» THE TASK
Please retype the entries exactly as they stand, leaving out any pictures.

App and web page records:
........
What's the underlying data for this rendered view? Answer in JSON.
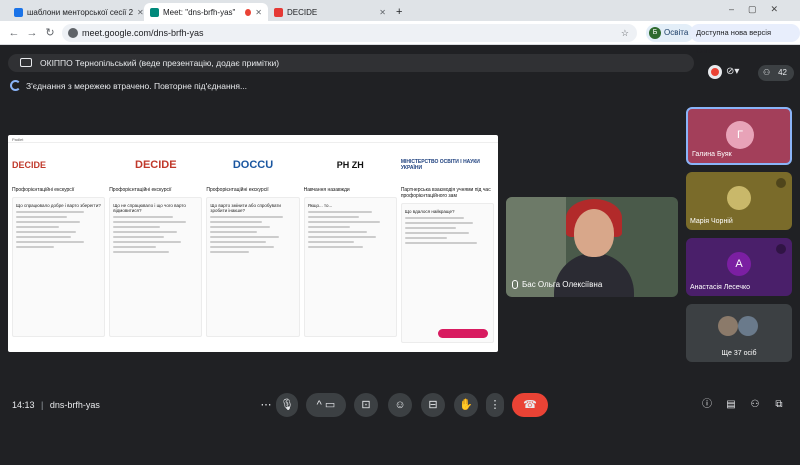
{
  "tabs": [
    {
      "label": "шаблони менторської сесії 2",
      "color": "#1a73e8",
      "active": false
    },
    {
      "label": "Meet: \"dns-brfh-yas\"",
      "color": "#00897b",
      "active": true
    },
    {
      "label": "DECIDE",
      "color": "#e53935",
      "active": false
    }
  ],
  "browser": {
    "url": "meet.google.com/dns-brfh-yas",
    "profile_initial": "Б",
    "profile_label": "Освіта",
    "update_label": "Доступна нова версія Chrome"
  },
  "banner": {
    "text": "ОКІППО Тернопільський (веде презентацію, додає примітки)"
  },
  "reconnect": {
    "text": "З'єднання з мережею втрачено. Повторне під'єднання..."
  },
  "participants_count": "42",
  "slide": {
    "brand": "Padlet",
    "logos": [
      "DECIDE",
      "DOCCU",
      "PH ZH",
      "МІНІСТЕРСТВО ОСВІТИ І НАУКИ УКРАЇНИ"
    ],
    "columns": [
      {
        "title": "Профорієнтаційні екскурсії",
        "question": "Що спрацювало добре і варто зберегти?"
      },
      {
        "title": "Профорієнтаційні екскурсії",
        "question": "Що не спрацювало і що чого варто відмовитися?"
      },
      {
        "title": "Профорієнтаційні екскурсії",
        "question": "Що варто змінити або спробувати зробити інакше?"
      },
      {
        "title": "Навчання назавжди",
        "question": "Якщо... то..."
      },
      {
        "title": "Партнерська взаємодія учнями під час профорієнтаційного зам",
        "question": "Що вдалося найкраще?"
      }
    ]
  },
  "tiles": {
    "main": {
      "name": "Бас Ольга Олексіївна"
    },
    "p1": {
      "name": "Галина Буяк",
      "initial": "Г",
      "color": "#e8a3b8"
    },
    "p2": {
      "name": "Марія Чорній"
    },
    "p3": {
      "name": "Анастасія Лесечко",
      "initial": "А",
      "color": "#7b1fa2"
    },
    "more": {
      "label": "Ще 37 осіб"
    }
  },
  "toolbar": {
    "time": "14:13",
    "code": "dns-brfh-yas"
  }
}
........
» COMPLETED EXERCISE
What's the underlying data for this rendered view? Answer in JSON.
{
  "tabs": [
    {
      "label": "шаблони менторської сесії 2",
      "color": "#1a73e8",
      "active": false
    },
    {
      "label": "Meet: \"dns-brfh-yas\"",
      "color": "#00897b",
      "active": true
    },
    {
      "label": "DECIDE",
      "color": "#e53935",
      "active": false
    }
  ],
  "browser": {
    "url": "meet.google.com/dns-brfh-yas",
    "profile_initial": "Б",
    "profile_label": "Освіта",
    "update_label": "Доступна нова версія Chrome"
  },
  "banner": {
    "text": "ОКІППО Тернопільський (веде презентацію, додає примітки)"
  },
  "reconnect": {
    "text": "З'єднання з мережею втрачено. Повторне під'єднання..."
  },
  "participants_count": "42",
  "slide": {
    "brand": "Padlet",
    "logos": [
      "DECIDE",
      "DOCCU",
      "PH ZH",
      "МІНІСТЕРСТВО ОСВІТИ І НАУКИ УКРАЇНИ"
    ],
    "columns": [
      {
        "title": "Профорієнтаційні екскурсії",
        "question": "Що спрацювало добре і варто зберегти?"
      },
      {
        "title": "Профорієнтаційні екскурсії",
        "question": "Що не спрацювало і що чого варто відмовитися?"
      },
      {
        "title": "Профорієнтаційні екскурсії",
        "question": "Що варто змінити або спробувати зробити інакше?"
      },
      {
        "title": "Навчання назавжди",
        "question": "Якщо... то..."
      },
      {
        "title": "Партнерська взаємодія учнями під час профорієнтаційного зам",
        "question": "Що вдалося найкраще?"
      }
    ]
  },
  "tiles": {
    "main": {
      "name": "Бас Ольга Олексіївна"
    },
    "p1": {
      "name": "Галина Буяк",
      "initial": "Г",
      "color": "#e8a3b8"
    },
    "p2": {
      "name": "Марія Чорній"
    },
    "p3": {
      "name": "Анастасія Лесечко",
      "initial": "А",
      "color": "#7b1fa2"
    },
    "more": {
      "label": "Ще 37 осіб"
    }
  },
  "toolbar": {
    "time": "14:13",
    "code": "dns-brfh-yas"
  }
}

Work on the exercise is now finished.